*Directions*:
Copy each line below in which the string "Concept" occurs.
Information below:
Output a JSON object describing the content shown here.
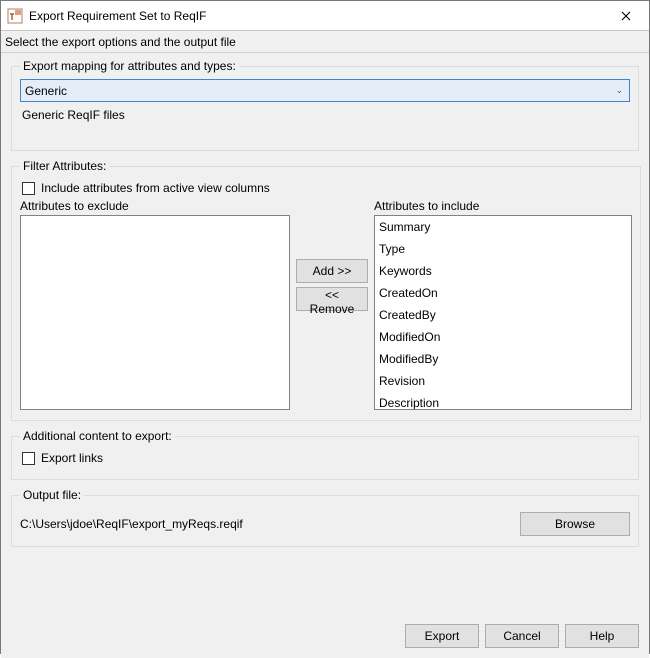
{
  "window": {
    "title": "Export Requirement Set to ReqIF",
    "subtitle": "Select the export options and the output file"
  },
  "mapping": {
    "legend": "Export mapping for attributes and types:",
    "selected": "Generic",
    "description": "Generic ReqIF files"
  },
  "filter": {
    "legend": "Filter Attributes:",
    "includeActiveViewLabel": "Include attributes from active view columns",
    "excludeLabel": "Attributes to exclude",
    "includeLabel": "Attributes to include",
    "addLabel": "Add >>",
    "removeLabel": "<< Remove",
    "excludeItems": [],
    "includeItems": [
      "Summary",
      "Type",
      "Keywords",
      "CreatedOn",
      "CreatedBy",
      "ModifiedOn",
      "ModifiedBy",
      "Revision",
      "Description"
    ]
  },
  "additional": {
    "legend": "Additional content to export:",
    "exportLinksLabel": "Export links"
  },
  "output": {
    "legend": "Output file:",
    "path": "C:\\Users\\jdoe\\ReqIF\\export_myReqs.reqif",
    "browseLabel": "Browse"
  },
  "buttons": {
    "export": "Export",
    "cancel": "Cancel",
    "help": "Help"
  }
}
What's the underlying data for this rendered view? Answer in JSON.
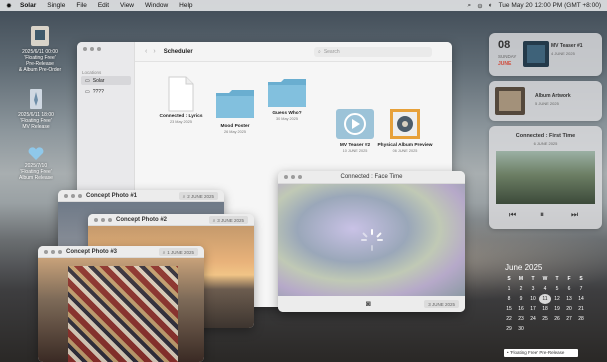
{
  "menubar": {
    "app_name": "Solar",
    "items": [
      "Single",
      "File",
      "Edit",
      "View",
      "Window",
      "Help"
    ],
    "clock": "Tue May 20 12:00 PM (GMT +8:00)"
  },
  "desktop_icons": [
    {
      "label_line1": "2025/6/11 00:00",
      "label_line2": "'Floating Free'",
      "label_line3": "Pre-Release",
      "label_line4": "& Album Pre-Order"
    },
    {
      "label_line1": "2025/6/11 18:00",
      "label_line2": "'Floating Free'",
      "label_line3": "MV Release"
    },
    {
      "label_line1": "2025/7/10",
      "label_line2": "'Floating Free'",
      "label_line3": "Album Release"
    }
  ],
  "scheduler": {
    "title": "Scheduler",
    "search_placeholder": "Search",
    "sidebar_label": "Locations",
    "sidebar_items": [
      "Solar",
      "????"
    ],
    "items": [
      {
        "name": "Connected : Lyrics",
        "date": "23 May 2025"
      },
      {
        "name": "Mood Poster",
        "date": "26 May 2025"
      },
      {
        "name": "Guess Who?",
        "date": "30 May 2025"
      },
      {
        "name": "MV Teaser #2",
        "date": "10 JUNE 2025"
      },
      {
        "name": "Physical Album Preview",
        "date": "06 JUNE 2025"
      }
    ]
  },
  "photo_windows": [
    {
      "title": "Concept Photo #1",
      "date": "2 JUNE 2025"
    },
    {
      "title": "Concept Photo #2",
      "date": "3 JUNE 2025"
    },
    {
      "title": "Concept Photo #3",
      "date": "1 JUNE 2025"
    }
  ],
  "facetime": {
    "title": "Connected : Face Time",
    "date": "3 JUNE 2025"
  },
  "widgets": {
    "date": {
      "day": "08",
      "weekday": "SUNDAY",
      "month": "JUNE"
    },
    "teaser": {
      "title": "MV Teaser #1",
      "date": "4 JUNE 2025"
    },
    "artwork": {
      "title": "Album Artwork",
      "date": "5 JUNE 2025"
    },
    "first_time": {
      "title": "Connected : First Time",
      "date": "6 JUNE 2025"
    }
  },
  "calendar": {
    "title": "June 2025",
    "weekdays": [
      "S",
      "M",
      "T",
      "W",
      "T",
      "F",
      "S"
    ],
    "rows": [
      [
        "1",
        "2",
        "3",
        "4",
        "5",
        "6",
        "7"
      ],
      [
        "8",
        "9",
        "10",
        "11",
        "12",
        "13",
        "14"
      ],
      [
        "15",
        "16",
        "17",
        "18",
        "19",
        "20",
        "21"
      ],
      [
        "22",
        "23",
        "24",
        "25",
        "26",
        "27",
        "28"
      ],
      [
        "29",
        "30",
        "",
        "",
        "",
        "",
        ""
      ]
    ],
    "event": "'Floating Free' Pre-Release"
  }
}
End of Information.
*Result of this exercise*:
      "title": "Concept Photo #1",
      "title": "Concept Photo #2",
      "title": "Concept Photo #3",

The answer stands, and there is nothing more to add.